You see, the first puppets I made were made from smaller cups and were too small for larger audiences.  So I doubled the size of the cup, and increased the size of the head to match.  But the hands and arms now were too heavy, and now they did not flop about.  Without movement of the arms the puppets seemed un-lifelike and did not resonate with audiences as much as their smaller cousins.  This made me really think seriously about the size of the puppets I was making.

Most people just assume that all puppets are small, but this isn’t true .  It’s true that smaller puppets move in different ways, but puppets can be huge.  The largest puppet I ever made was only 9 feet tall, but I have seen a number of much larger puppets, even as tall as 17 feet.  The problem is that those bigger puppets don’t move around much and it takes a lot of puppeteers to use them.

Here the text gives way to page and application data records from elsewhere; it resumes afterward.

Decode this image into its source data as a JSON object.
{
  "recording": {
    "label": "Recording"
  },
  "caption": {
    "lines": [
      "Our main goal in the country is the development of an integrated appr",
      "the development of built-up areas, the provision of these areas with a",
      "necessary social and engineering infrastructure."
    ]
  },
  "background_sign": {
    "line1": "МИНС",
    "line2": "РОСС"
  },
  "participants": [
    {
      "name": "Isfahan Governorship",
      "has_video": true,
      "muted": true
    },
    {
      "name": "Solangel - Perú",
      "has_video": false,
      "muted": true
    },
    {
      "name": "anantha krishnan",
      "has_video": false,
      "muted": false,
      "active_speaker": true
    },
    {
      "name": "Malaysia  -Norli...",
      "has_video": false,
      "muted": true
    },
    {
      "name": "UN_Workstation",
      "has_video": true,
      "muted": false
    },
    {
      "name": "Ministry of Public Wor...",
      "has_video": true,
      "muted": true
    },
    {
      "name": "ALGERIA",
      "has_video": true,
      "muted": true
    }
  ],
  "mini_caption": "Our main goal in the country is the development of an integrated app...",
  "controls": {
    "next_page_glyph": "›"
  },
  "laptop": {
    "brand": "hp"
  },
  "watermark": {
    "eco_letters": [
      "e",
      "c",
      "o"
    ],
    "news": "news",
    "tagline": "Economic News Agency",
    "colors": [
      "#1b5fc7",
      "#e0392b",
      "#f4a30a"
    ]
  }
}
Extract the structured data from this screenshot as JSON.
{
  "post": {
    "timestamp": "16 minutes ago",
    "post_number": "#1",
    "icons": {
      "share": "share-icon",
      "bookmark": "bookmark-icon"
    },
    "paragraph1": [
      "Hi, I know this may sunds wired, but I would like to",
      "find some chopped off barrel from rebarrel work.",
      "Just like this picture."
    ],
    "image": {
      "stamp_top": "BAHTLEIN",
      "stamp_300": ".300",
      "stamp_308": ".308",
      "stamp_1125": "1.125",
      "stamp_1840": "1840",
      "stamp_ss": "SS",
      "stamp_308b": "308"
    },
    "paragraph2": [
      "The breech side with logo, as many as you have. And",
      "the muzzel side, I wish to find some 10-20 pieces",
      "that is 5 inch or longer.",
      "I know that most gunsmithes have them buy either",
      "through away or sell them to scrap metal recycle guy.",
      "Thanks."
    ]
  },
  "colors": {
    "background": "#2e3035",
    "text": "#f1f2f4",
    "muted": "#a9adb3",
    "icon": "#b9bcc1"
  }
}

My latest puppet is only 6 feet tall, but I find it remarkable how much it can move around.  It actually bounces around not unlike that old little paper cup puppet I made long ago, and it requires only one puppeteer.  The secret to getting such good action is a pool noodle armature inside the arms.  Pool noodles are easily replaceable, lightweight and naturally bouncy.  This puppet is a dog that will be able to chase after a Mouse, or even my son dressed up as a cat.  The mouse is a hand puppet.

If I want to operate two puppets at the same time I find I am limited to something about the size of a hand puppet.  That means about 2 feet tall.  But I am always looking for new ways to push the envelope, and allow puppets of different sizes to interact.

Puppets in Performance